Hitherto, what has been said relates to the influence of the Holy Spirit upon man, as each soul stands separately in need of his assistance. But there is another office belonging to him-one not so personal, yet which brings his power home to our tenderest sensibilities; which must fill every feeling mind with the most affecting awe. 'Tis his promise to guide us in our prayers for others. The Spirit is then said to make intercession with groanings which cannot be uttered. No commandment is given more positively, or more frequently, than that we should pray for one another. There are many instances in Holy Writ of the wrath of God being turned away, in answer to the petitions, which his true servants offered up for others. St. James assures us that, “ the “effectual fervent prayer of a righteous man
Against national blindness we have the same Apostle's example for the same remedy, his prayer for Israel, that then persecuted the Church, was that they might be saved. Where the cords are drawn closer, for friends and kindred, O God, how gracious is it in thee, that having experienced the inefficiency of our own power, we are allowed to look to thy Spirit in its prevailing strength ; and in the closest concern, in the business of our own hearts, sensible of weakness, sensible of unworthiness, who can find language to express the peace it gives to know, that the Spirit is promised whose name is the Comforter, and that he will guide us into all truth. But remember what must go hand in hand with these great notions--remember while in the body we are not yet made perfect, we are but creatures who must guard against the assaults of a corrupted nature with all watchfulness. When we pray for the Holy Spirit, it should remind us of what is so fully expressed in the epistle to the Corinthians, “Know ye not that
ye are the temple of God, and that the Spirit “ of God dwelleth in you, if any man defile “ the temple of God him will God destroy, “ for the temple of God is holy, which temple

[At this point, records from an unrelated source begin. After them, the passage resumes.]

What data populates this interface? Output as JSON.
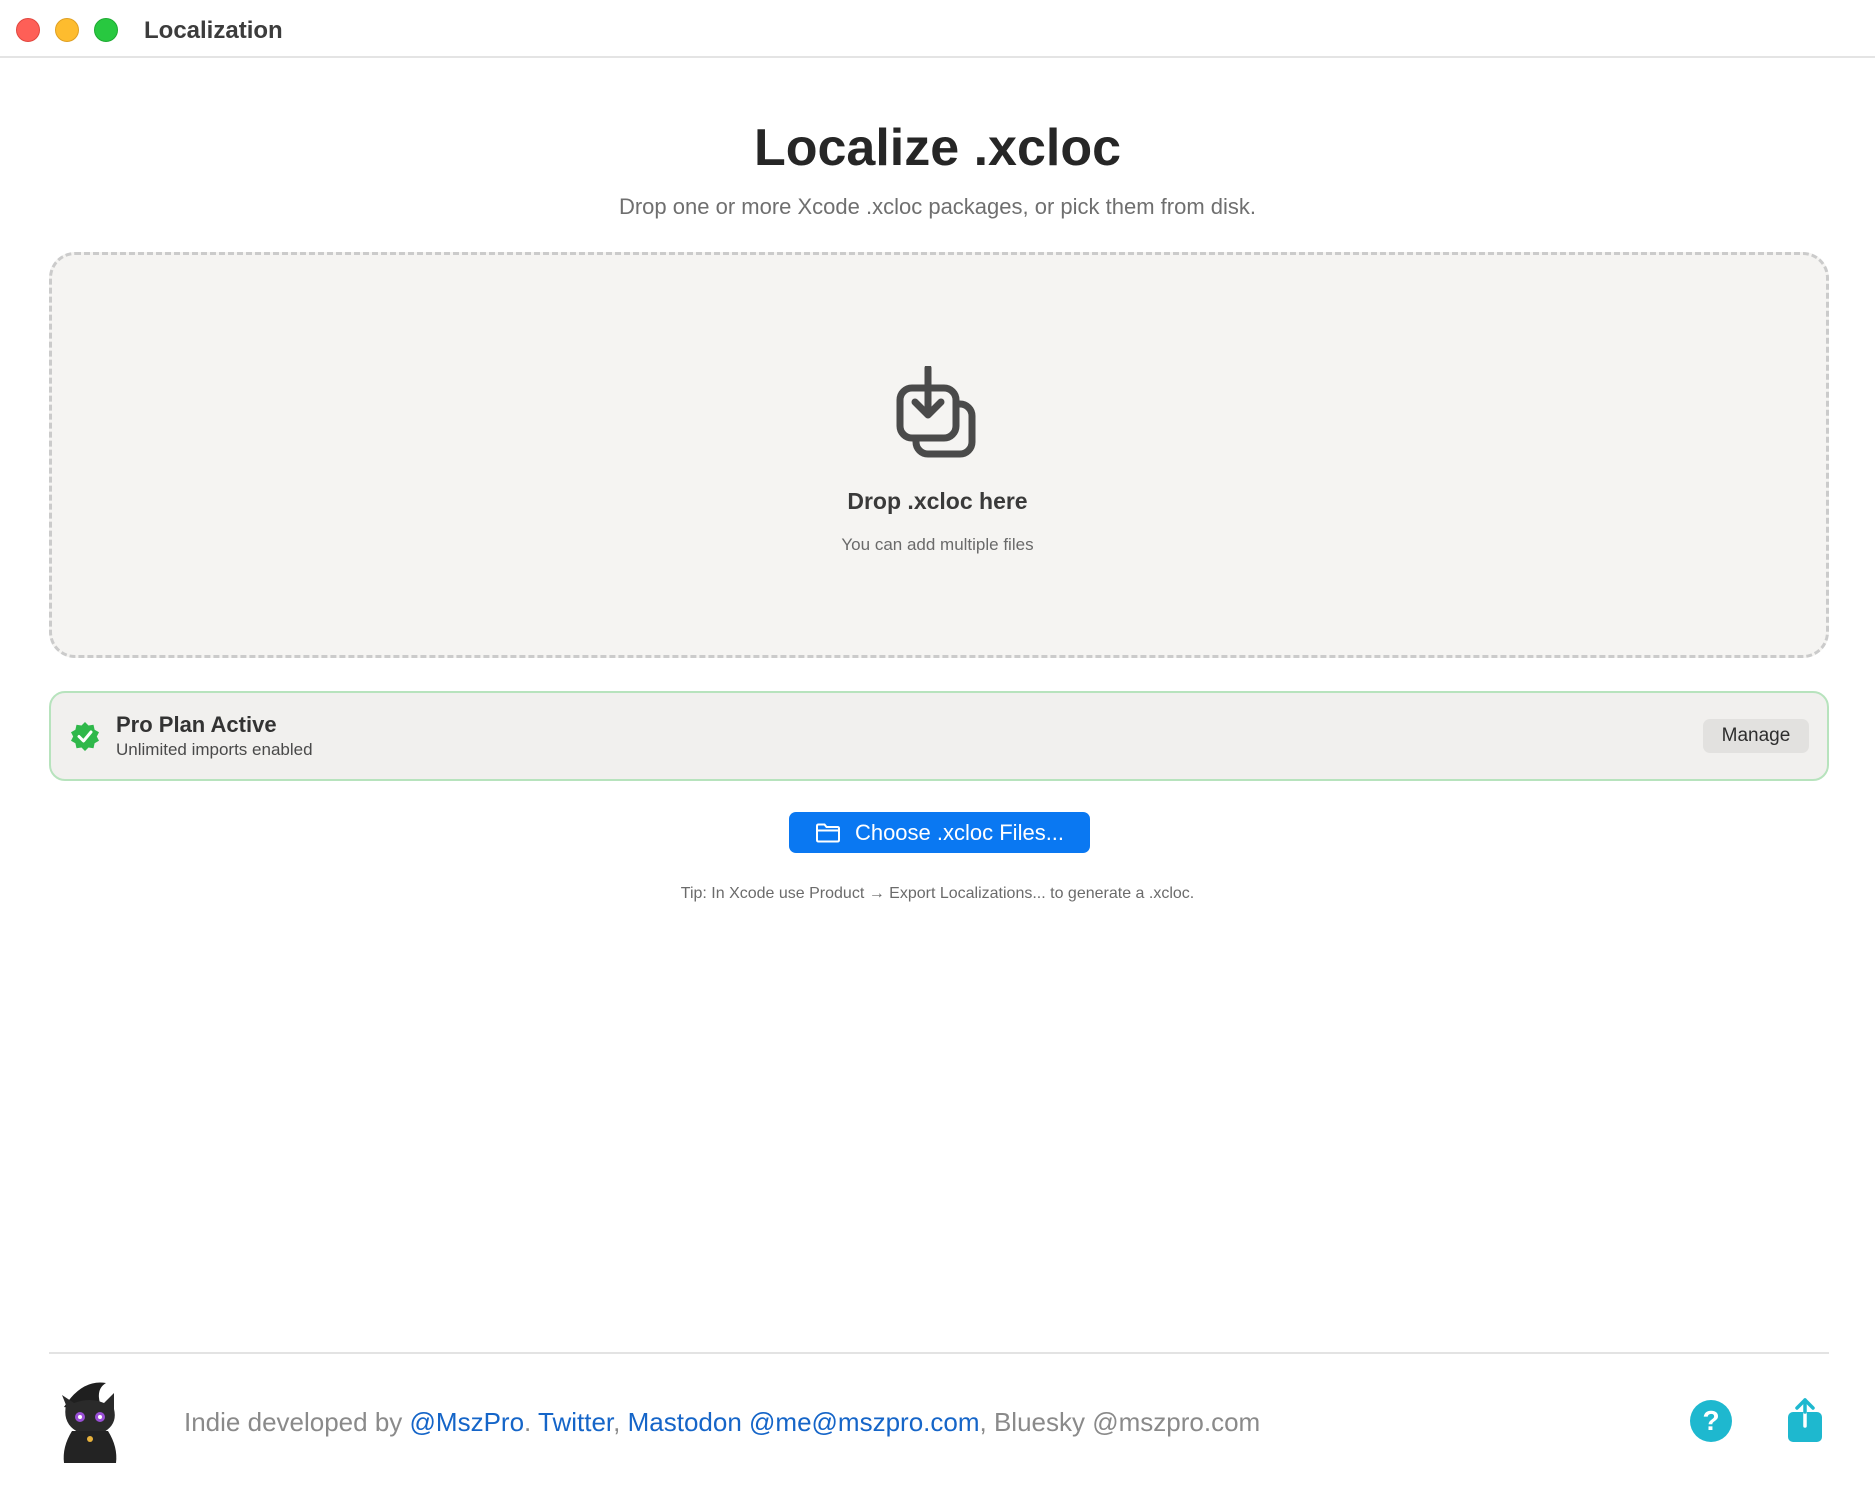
{
  "window": {
    "title": "Localization"
  },
  "header": {
    "title": "Localize .xcloc",
    "subtitle": "Drop one or more Xcode .xcloc packages, or pick them from disk."
  },
  "drop_zone": {
    "icon": "tray-arrow-down-icon",
    "title": "Drop .xcloc here",
    "hint": "You can add multiple files"
  },
  "plan": {
    "icon": "checkmark-seal-icon",
    "title": "Pro Plan Active",
    "subtitle": "Unlimited imports enabled",
    "manage_label": "Manage"
  },
  "actions": {
    "choose_icon": "folder-icon",
    "choose_label": "Choose .xcloc Files...",
    "tip": "Tip: In Xcode use Product → Export Localizations... to generate a .xcloc."
  },
  "footer": {
    "prefix": "Indie developed by ",
    "handle": "@MszPro",
    "sep1": ". ",
    "twitter": "Twitter",
    "sep2": ", ",
    "mastodon": "Mastodon @me@mszpro.com",
    "sep3": ", Bluesky @mszpro.com",
    "help_label": "?"
  },
  "colors": {
    "accent": "#0a78f2",
    "success": "#2fb84a",
    "link": "#1565c8",
    "help": "#1eb8cf"
  }
}
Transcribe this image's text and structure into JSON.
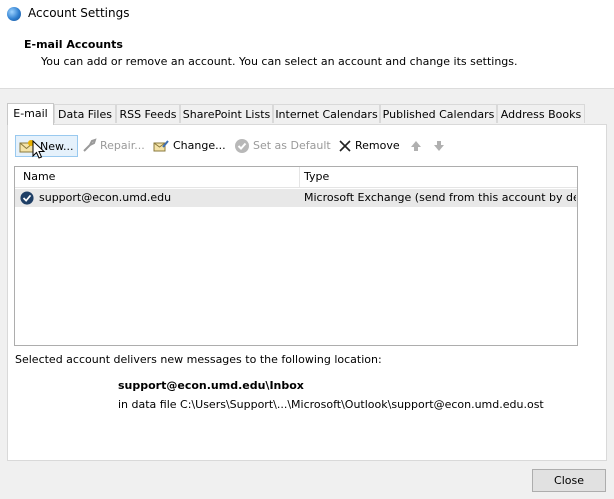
{
  "window": {
    "title": "Account Settings",
    "icon": "outlook-globe-icon"
  },
  "header": {
    "title": "E-mail Accounts",
    "description": "You can add or remove an account. You can select an account and change its settings."
  },
  "tabs": [
    {
      "label": "E-mail",
      "active": true
    },
    {
      "label": "Data Files"
    },
    {
      "label": "RSS Feeds"
    },
    {
      "label": "SharePoint Lists"
    },
    {
      "label": "Internet Calendars"
    },
    {
      "label": "Published Calendars"
    },
    {
      "label": "Address Books"
    }
  ],
  "toolbar": {
    "new": "New...",
    "repair": "Repair...",
    "change": "Change...",
    "set_default": "Set as Default",
    "remove": "Remove"
  },
  "list": {
    "columns": [
      "Name",
      "Type"
    ],
    "rows": [
      {
        "name": "support@econ.umd.edu",
        "type": "Microsoft Exchange (send from this account by def..."
      }
    ]
  },
  "delivery": {
    "label": "Selected account delivers new messages to the following location:",
    "location": "support@econ.umd.edu\\Inbox",
    "file": "in data file C:\\Users\\Support\\...\\Microsoft\\Outlook\\support@econ.umd.edu.ost"
  },
  "footer": {
    "close": "Close"
  },
  "colors": {
    "selected_row": "#e8e8e8",
    "new_button_bg": "#e5f1fb",
    "new_button_border": "#99c9ef"
  }
}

When such holiness, and human nature are put in contrast, who is there that
does not smite upon the inward breast and cry, “ God be merciful to me a sinner.” Who is there that does not then feel the comfort of a promised help from the Spirit of Holiness, and a desire to pray to him for his heavenly establishing ?
As this is our bounden duty, so with increased earnestness let it be our reasonable service; and the more we feel the vast obligation laid upon us, from the manner of our Saviour's death, by which he went away from us, so much the more may we find that his departure was expedient for us; that the justification purchased by his sufferings, and the sanctification flowing from his Spirit, may reclaim us from sin, establish us in righteousness, and in the multitude of the mercies of Him who giveth liberally and upbraideth not, bring us through the power of the Holy Ghost unto our God. Amen.
SEEK YE THE LORD WHILE HE MAY BE FOUND, CALL YE
UPON HIM WHILE HE IS NEAR.
The blessings, which were to be conferred on Man by the promulgation of the Gospel, had been the subject of the Prophet's vision, and he endeavours, in strains of surpassing beauty and sublimity, to express the noble acts of the Lord, and to tell the people what things he hath done for his fallen guilty creatures. In the animated and figurative language of the Prophet, the Almighty lays the stones of his Church with fair colours, and her foundations with sapphires, he makes her windows of agates and her gates of carbuncles; and finally promises that all her children shall be taught of the Lord, and that great shall be the peace of her children. It is not, however, to dazzle the eye, or to